INDIANAPOLIS -- A Ball State study finds that use of tax increment funding is diverting hundreds of millions of dollars away from the local governments.
Tax Increment Financing is a complicated property tax collection method. In theory, it’s used to spur economic development within specified neighborhoods. When property values rise, the increased revenue goes into the TIF fund, instead of the city as a whole. The system was developed to lure businesses to an area.
But Ball State researchers say Tax Increment Financing has no major impact on economic development or changes in property values. TIFs divert as much as $320 million from local government coffers, the report states.
“That puts a tremendous strain on other local governments," said Ball State’s Michael Hicks, a coauthor of the report.
Reseachers analyzed a decade of sales taxes and property tax collection throughout Indiana. As property tax collection has declined, use of TIFs has gone way up.
“The problem is they’ve become such a crutch for local government,” Hicks said.
Indianapolis has 17 active TIF districts. It added two last year, while disolving two others.
"What has happened here, when you look at just the property taxes, is that TIF, rather than creating new economic activity, is simply capturing that which would otherwise occur as a large share of overall property taxes," Hicks said.

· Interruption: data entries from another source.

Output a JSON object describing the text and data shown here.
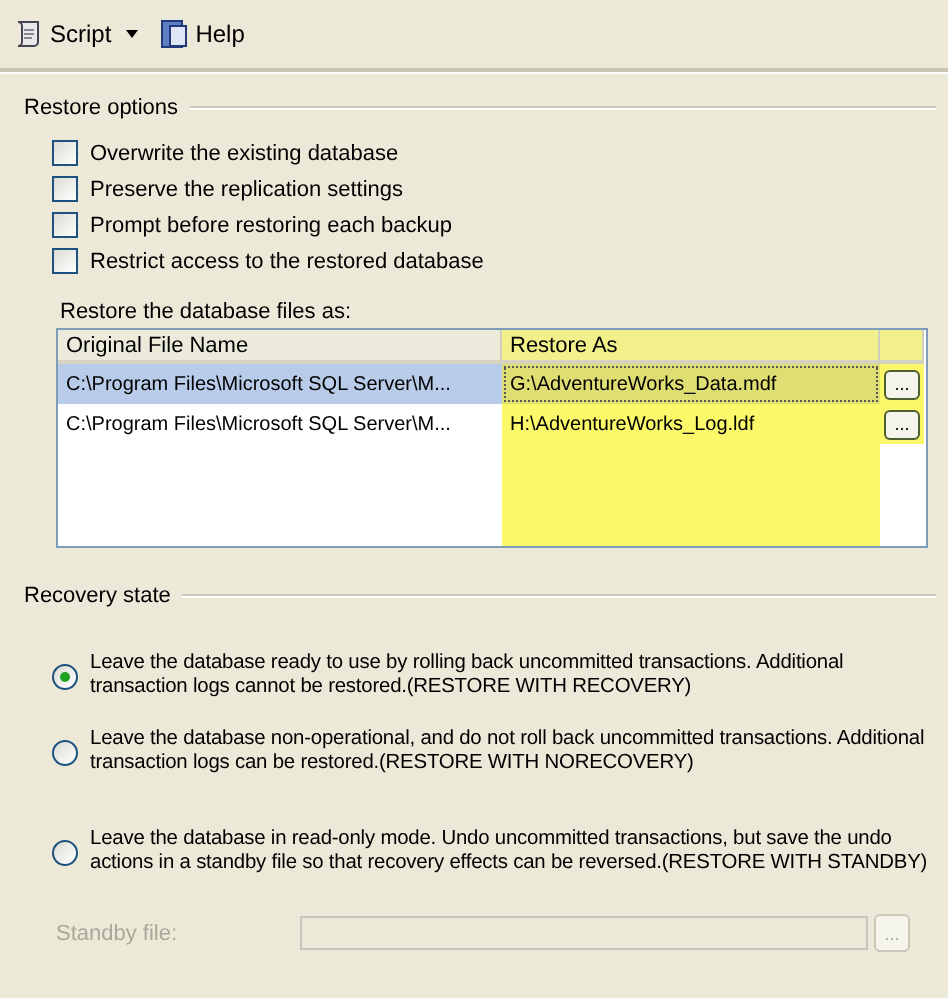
{
  "toolbar": [
    {
      "kind": "script",
      "label": "Script",
      "dropdown": true
    },
    {
      "kind": "help",
      "label": "Help",
      "dropdown": false
    }
  ],
  "restore_options": {
    "title": "Restore options",
    "checkboxes": [
      {
        "label": "Overwrite the existing database",
        "checked": false
      },
      {
        "label": "Preserve the replication settings",
        "checked": false
      },
      {
        "label": "Prompt before restoring each backup",
        "checked": false
      },
      {
        "label": "Restrict access to the restored database",
        "checked": false
      }
    ]
  },
  "files": {
    "label": "Restore the database files as:",
    "columns": [
      {
        "title": "Original File Name",
        "highlighted": false
      },
      {
        "title": "Restore As",
        "highlighted": true
      }
    ],
    "rows": [
      {
        "original": "C:\\Program Files\\Microsoft SQL Server\\M...",
        "restore_as": "G:\\AdventureWorks_Data.mdf",
        "browse": "...",
        "selected": true
      },
      {
        "original": "C:\\Program Files\\Microsoft SQL Server\\M...",
        "restore_as": "H:\\AdventureWorks_Log.ldf",
        "browse": "...",
        "selected": false
      }
    ]
  },
  "recovery_state": {
    "title": "Recovery state",
    "options": [
      {
        "label": "Leave the database ready to use by rolling back uncommitted transactions. Additional transaction logs cannot be restored.(RESTORE WITH RECOVERY)",
        "selected": true
      },
      {
        "label": "Leave the database non-operational, and do not roll back uncommitted transactions. Additional transaction logs can be restored.(RESTORE WITH NORECOVERY)",
        "selected": false
      },
      {
        "label": "Leave the database in read-only mode. Undo uncommitted transactions, but save the undo actions in a standby file so that recovery effects can be reversed.(RESTORE WITH STANDBY)",
        "selected": false
      }
    ],
    "standby": {
      "label": "Standby file:",
      "browse": "...",
      "disabled": true
    }
  }
}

That leaves less money for other government responsibilities, like school budgets. Tens of millions has also been spent on administering TIFs, Hicks said.
Hicks doesn’t say use of TIFs should stop. But he says they deserve much more scrutiny than they receive now. It needs some “breaks put on it,” he said.